More than fifty years after the founding of the Grand Lodge in England, there is record of the first Mark Masonry meeting in England. In 1769, Thomas Dunckerley conferred the degrees of Mark Mason and Mark Master at a Royal Arch Chapter in Portsmouth.
As we know, when the Ancient and Modern Grand Lodges unified in 1813, they announced there would only be three core Craft degrees: Entered Apprentice, Fellowcraft, and Master. As such, there was no place for appendant degrees such as the Mark and Master Mark. In Scotland, Mark brothers attempted to attach Mark Masonry to the Craft degrees in 1856, but to no avail.
It was then that the Grand Lodge of Mark Master Masons was created, and it gained popularity alongside the growth of Freemasonry throughout the late eighteenth and nineteenth centuries.
The teachings of Mark Masonry
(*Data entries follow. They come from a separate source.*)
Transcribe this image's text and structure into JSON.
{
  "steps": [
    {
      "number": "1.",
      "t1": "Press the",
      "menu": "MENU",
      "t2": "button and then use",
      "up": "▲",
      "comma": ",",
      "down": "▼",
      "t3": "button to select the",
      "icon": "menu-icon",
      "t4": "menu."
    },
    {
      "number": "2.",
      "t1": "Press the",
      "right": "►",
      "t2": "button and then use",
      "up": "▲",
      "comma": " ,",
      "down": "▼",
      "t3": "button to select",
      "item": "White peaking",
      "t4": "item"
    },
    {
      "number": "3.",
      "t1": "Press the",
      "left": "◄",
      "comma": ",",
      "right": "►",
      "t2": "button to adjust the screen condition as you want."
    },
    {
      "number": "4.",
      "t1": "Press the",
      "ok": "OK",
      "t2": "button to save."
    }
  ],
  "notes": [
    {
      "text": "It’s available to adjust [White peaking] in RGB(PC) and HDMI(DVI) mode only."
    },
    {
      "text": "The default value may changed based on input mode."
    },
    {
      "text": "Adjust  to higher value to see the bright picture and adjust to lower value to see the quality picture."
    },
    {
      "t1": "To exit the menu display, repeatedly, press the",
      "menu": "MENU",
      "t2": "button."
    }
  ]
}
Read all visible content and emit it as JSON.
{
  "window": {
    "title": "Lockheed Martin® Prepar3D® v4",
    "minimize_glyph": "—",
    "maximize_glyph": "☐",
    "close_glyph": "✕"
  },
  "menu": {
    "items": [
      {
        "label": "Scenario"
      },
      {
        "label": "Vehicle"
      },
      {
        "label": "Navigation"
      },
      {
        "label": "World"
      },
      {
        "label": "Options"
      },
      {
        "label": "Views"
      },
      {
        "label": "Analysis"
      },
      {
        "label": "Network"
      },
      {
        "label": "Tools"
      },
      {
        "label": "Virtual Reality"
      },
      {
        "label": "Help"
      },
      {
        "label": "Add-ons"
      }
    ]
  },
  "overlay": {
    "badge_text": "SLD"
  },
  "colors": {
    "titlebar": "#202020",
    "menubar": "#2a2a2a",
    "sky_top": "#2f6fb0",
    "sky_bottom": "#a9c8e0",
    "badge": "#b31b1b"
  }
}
The core teachings of Mark Masonry are reliant on allegory based upon the construction of King Solomon’s Temple in Jerusalem, much like Freemasonry more generally. Perhaps the fundamental difference between Mark Masonry and conventional Masonry can be seen in the Fellowcraft.
In Mark Masonry, the candidate is required to undertake the role of Fellowcraft, and it is seen as an extension of the second degree of Craft Masonry. Mark Masons are concerned with how a Fellowcraft should earn his wages and prove himself, as opposed to merely learning about the issuance of wages, as is the case within Craft Masonry.
Within other rituals, the Anglo-American version of the Hiramic legend is taught, and brothers are introduced to the Anderson constitutions. While there are many links between Craft and Mark Masonry, there are also many differences, many of which a brother can only uncover by completing the rituals and ceremonies within the order.
How to find out more about Mark Masonry
If you’re interested in finding out more about Mark Masonry, you can find out more by visiting their website. The degree of Mark Master Mason is open to all Master Masons.